(Records for processing):
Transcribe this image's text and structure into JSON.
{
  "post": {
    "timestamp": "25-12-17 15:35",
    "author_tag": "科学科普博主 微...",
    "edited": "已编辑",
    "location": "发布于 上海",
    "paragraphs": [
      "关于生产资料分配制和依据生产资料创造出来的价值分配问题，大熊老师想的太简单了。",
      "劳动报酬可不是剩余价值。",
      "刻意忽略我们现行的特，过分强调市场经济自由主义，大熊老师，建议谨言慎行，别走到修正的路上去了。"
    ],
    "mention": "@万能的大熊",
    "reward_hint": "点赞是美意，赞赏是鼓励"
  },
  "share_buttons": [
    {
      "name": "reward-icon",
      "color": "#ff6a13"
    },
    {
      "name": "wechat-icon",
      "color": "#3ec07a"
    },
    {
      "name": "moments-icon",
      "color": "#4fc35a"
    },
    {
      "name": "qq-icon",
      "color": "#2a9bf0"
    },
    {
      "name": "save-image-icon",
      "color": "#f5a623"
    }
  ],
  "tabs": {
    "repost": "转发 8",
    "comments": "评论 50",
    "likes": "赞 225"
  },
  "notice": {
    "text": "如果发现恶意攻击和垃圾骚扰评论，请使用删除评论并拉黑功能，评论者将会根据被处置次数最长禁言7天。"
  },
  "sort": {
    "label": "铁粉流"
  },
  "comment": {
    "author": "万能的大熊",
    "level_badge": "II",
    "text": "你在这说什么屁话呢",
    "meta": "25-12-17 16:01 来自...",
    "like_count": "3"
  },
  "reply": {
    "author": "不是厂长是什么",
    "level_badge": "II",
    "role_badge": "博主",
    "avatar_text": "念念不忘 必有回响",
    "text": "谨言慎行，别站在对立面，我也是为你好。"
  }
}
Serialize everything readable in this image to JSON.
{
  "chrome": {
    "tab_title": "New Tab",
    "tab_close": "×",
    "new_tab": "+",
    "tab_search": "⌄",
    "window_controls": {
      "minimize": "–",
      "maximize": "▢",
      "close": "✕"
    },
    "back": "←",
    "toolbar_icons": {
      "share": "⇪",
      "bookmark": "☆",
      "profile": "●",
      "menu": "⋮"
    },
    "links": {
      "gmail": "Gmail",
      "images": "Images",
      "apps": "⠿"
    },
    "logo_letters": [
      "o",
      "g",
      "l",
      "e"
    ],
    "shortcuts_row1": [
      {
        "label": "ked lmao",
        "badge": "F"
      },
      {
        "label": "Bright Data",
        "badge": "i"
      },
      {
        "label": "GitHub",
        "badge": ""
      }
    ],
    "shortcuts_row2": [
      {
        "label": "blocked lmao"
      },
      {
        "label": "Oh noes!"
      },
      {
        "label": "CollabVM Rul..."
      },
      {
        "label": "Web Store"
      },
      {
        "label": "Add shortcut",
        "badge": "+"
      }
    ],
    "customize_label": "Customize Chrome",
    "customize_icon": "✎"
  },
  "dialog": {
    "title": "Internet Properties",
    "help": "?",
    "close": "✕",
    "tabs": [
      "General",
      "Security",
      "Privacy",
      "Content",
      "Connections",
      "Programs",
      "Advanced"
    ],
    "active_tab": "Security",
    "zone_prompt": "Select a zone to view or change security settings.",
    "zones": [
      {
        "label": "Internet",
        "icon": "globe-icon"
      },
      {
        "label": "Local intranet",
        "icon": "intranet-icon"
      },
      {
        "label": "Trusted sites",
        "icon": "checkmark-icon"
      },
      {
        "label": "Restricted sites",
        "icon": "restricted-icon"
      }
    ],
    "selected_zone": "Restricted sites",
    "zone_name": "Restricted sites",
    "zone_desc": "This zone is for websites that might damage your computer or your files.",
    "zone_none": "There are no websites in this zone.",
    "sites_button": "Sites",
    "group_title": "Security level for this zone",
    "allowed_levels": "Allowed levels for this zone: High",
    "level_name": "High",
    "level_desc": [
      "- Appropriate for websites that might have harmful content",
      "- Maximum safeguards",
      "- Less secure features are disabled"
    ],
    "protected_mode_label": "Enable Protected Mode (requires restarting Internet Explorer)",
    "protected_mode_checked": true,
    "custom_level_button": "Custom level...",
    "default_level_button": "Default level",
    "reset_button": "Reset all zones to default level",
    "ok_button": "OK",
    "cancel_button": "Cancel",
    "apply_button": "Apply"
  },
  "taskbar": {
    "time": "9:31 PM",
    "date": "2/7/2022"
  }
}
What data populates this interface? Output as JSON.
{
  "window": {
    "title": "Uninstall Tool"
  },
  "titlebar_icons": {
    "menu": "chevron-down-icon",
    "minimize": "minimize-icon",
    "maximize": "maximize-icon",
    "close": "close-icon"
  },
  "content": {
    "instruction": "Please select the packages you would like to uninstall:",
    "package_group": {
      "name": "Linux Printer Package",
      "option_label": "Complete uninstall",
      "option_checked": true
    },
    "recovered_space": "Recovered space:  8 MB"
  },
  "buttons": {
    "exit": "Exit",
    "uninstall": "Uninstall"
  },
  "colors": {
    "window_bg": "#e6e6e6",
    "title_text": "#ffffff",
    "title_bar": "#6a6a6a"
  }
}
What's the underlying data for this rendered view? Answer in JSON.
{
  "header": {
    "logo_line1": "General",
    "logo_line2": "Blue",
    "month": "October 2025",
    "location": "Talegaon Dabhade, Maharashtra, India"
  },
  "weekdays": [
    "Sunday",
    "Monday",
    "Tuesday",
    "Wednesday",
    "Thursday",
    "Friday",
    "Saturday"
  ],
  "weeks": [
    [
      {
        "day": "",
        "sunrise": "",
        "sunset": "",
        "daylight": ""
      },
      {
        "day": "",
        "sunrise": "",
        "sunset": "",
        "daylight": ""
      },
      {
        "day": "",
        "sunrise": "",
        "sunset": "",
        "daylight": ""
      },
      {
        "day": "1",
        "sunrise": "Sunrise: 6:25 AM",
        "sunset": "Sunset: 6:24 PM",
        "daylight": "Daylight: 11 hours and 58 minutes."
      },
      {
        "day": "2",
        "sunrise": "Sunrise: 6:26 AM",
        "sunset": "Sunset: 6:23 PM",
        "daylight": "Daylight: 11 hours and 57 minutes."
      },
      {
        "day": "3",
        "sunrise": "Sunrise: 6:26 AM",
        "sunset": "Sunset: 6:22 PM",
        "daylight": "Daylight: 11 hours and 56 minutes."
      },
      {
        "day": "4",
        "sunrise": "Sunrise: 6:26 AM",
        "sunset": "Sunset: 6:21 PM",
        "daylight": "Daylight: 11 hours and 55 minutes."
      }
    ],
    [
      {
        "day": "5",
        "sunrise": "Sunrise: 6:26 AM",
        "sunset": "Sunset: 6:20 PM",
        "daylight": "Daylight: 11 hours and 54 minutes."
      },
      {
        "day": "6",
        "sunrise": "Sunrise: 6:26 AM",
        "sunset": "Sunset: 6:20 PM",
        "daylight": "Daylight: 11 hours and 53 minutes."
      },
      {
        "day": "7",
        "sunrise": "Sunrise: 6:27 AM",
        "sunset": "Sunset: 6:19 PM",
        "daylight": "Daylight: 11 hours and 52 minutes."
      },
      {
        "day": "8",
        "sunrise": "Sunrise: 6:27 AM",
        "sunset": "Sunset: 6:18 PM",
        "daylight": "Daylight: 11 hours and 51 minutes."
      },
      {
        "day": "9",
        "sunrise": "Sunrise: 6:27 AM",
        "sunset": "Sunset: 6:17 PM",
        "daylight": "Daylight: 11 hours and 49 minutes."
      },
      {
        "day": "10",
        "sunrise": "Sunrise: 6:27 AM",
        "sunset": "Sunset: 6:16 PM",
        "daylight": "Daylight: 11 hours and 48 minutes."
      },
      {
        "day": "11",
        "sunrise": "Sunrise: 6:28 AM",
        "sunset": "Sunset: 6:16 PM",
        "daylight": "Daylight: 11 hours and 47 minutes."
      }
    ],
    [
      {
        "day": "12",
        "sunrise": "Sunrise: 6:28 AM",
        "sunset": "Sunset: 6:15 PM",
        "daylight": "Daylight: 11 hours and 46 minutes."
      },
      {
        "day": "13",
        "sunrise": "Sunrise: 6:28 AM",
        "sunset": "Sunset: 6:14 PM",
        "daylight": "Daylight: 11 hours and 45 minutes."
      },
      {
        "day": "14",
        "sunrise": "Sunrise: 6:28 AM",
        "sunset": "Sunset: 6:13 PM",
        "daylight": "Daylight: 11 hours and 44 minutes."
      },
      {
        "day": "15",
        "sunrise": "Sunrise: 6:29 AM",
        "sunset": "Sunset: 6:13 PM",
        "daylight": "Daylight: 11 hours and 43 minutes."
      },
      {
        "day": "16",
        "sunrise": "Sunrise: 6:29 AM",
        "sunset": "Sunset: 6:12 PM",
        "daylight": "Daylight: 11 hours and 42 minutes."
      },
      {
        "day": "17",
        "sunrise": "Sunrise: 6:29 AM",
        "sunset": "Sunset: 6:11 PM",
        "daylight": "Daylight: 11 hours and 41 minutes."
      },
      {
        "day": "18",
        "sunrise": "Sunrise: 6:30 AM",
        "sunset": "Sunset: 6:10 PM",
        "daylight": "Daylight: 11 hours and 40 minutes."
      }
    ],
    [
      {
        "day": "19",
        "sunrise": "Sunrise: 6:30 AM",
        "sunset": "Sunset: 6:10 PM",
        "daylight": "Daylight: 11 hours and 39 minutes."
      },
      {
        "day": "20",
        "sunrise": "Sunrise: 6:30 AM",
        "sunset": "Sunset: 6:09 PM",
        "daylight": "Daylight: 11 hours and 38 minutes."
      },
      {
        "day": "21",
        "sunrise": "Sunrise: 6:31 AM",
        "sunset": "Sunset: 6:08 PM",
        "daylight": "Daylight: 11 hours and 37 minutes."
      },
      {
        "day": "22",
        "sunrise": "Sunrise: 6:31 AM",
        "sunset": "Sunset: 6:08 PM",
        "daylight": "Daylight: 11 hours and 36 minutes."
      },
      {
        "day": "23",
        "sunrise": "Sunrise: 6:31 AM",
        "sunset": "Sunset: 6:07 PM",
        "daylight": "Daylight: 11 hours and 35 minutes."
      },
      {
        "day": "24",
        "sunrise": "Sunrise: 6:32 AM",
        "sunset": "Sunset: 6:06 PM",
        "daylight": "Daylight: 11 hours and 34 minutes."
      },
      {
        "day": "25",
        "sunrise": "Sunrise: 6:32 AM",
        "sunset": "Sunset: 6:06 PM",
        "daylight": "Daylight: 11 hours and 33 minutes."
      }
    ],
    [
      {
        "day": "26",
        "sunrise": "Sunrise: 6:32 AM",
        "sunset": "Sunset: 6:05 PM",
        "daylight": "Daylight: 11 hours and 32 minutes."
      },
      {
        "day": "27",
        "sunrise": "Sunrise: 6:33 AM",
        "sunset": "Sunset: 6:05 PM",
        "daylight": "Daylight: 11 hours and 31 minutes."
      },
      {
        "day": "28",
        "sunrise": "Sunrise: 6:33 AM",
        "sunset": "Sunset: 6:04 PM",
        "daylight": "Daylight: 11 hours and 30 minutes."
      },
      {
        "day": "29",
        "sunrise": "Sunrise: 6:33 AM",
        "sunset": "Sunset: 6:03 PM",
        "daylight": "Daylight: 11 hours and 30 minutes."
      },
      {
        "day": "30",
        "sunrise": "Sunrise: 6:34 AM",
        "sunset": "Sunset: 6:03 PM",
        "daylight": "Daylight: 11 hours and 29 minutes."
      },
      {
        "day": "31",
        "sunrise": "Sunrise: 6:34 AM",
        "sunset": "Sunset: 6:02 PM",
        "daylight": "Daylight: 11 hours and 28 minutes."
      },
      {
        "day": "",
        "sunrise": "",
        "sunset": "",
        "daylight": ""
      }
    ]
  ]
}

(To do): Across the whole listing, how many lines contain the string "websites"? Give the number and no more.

(Result below): 3